When I came up for air, I wanted to “true up” my music collection and taste; I didn’t want to just listen to the things I already liked and things that are nearly identical. So I’ve been doing a little exploring with the help of and youtube and wikipedia. That’s a longer story that may or may not make it to blog form.

Boston: can’t get there from here

I’m spending the xmas-to-newyears week on the east coast, with midweek in Boston visiting friends in JP, Brighton and Somerville. That itinerary has a serious “can’t get there from here” problem. Rental car parking is somewhere between awkward and impossible. The subway system is hub and spoke; getting from one one spoke to another is cumbersome. It would be pretty cool if Boston had what various European cities have: commuter bicycle rentals with easy access to the train station. Slow bus rides ahead, instead.
ps. Why the reluctance to ride the bus? Because I get carsick reading on buses but not trains.

half-full or 3/4 empty

at a San Francisco dinner shindig, with a group of startup people, money people, and others in the subculture. The genetic effevescence was about remix culture, clean energy, 3d hacking, and the digital native generation.
I don’t know whether it is just me but every silver lining has a pretty heavy cloud. Clean energy is grand, especially if it can help compensate for the very large amounts of fossil fuel energy it takes to make our food. Remix culture is cool, except for the fact that it is largely illegal, and remixers could get priced out of the market in a non-net-neutral economy. Kids in the US will grow up with tech as a native language; and 50% of kids will be obese; and many will have fewer opportunities than their parents.

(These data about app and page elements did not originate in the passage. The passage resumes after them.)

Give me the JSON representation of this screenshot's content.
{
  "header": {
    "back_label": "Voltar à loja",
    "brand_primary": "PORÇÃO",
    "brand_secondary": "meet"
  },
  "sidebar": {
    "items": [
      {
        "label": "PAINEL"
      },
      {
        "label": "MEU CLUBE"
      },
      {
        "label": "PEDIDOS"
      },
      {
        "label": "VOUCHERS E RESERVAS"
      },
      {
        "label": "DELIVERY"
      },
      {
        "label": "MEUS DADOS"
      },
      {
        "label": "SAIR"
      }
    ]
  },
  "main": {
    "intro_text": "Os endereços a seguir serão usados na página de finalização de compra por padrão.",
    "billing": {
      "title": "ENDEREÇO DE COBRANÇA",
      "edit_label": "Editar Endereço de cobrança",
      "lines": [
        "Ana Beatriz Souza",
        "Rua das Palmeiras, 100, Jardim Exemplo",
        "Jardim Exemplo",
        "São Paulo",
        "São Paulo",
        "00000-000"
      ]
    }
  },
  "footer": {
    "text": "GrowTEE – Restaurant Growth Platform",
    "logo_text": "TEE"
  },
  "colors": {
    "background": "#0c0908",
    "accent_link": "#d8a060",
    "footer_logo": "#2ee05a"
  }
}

People in the room felt free to snark about “your call may be monitored by the NSA”, but Senate Intel just voted not to investigate illegal spying. The polar bears are dying in the heat.
The short-term looks fun and interesting; the longer term looks murky.

Commuter bike

So, in my first full day in California, I returned the rental car and got a rental commuter bike. My house is 2 flat miles from work on a lightly-trafficked bike route. Cycling is the sanest form of commuting when it isn’t pouring rain.
Palo Alto has a passive-aggressive downtown street parking system. You can park for 2-3 hours at a time with no charge in a several-block zone marked with colored signs. Then, you need to move your car to avoid a $25 fine. So a workday in downtown Palo Alto involves getting up and moving your car every few hours.
They don’t make it impossible to park by making sure there are fewer parking spots than people who want to park, like they do in Cambridge. They don’t have pirhana towing, like they do in the Boston area, where predatory towtrucks circle timed parking areas and abduct your car to a distant lot where it must be ransomed for an exhorbitant fine. They just make it really annoying.
So far the transportation scheme is working. I’ve done the hour-long drive to San Francisco and Berkeley twice for fun things, and otherwise had a short and healthy daily commute.

Hotel free wifi

Lately, I’ve been choosing less fancy hotels with complementary wifi over nicer hotels with similar discount room rates, but add-on charges of $10 – $20 per day for network access. The algorithm worked splendidly, resulting in a number of quite comfortable, moderately priced stays thanks to the Orbitz search engine.
Until this past week, when I stayed at the Guest House International Inn & Suites in Santa Clara.
The bathroom door had a rather disconcerting fist-sized dent, which seemed like the traces of a highly unpleasant visit for someone.
bad hotel 001.jpg
The in-room menu was for the enticingly named “Last Chance Restaurant.” Not kidding.
bad hotel 006.jpg
To be fair, the pizza from this ominously named outfit was more edible than the name suggests.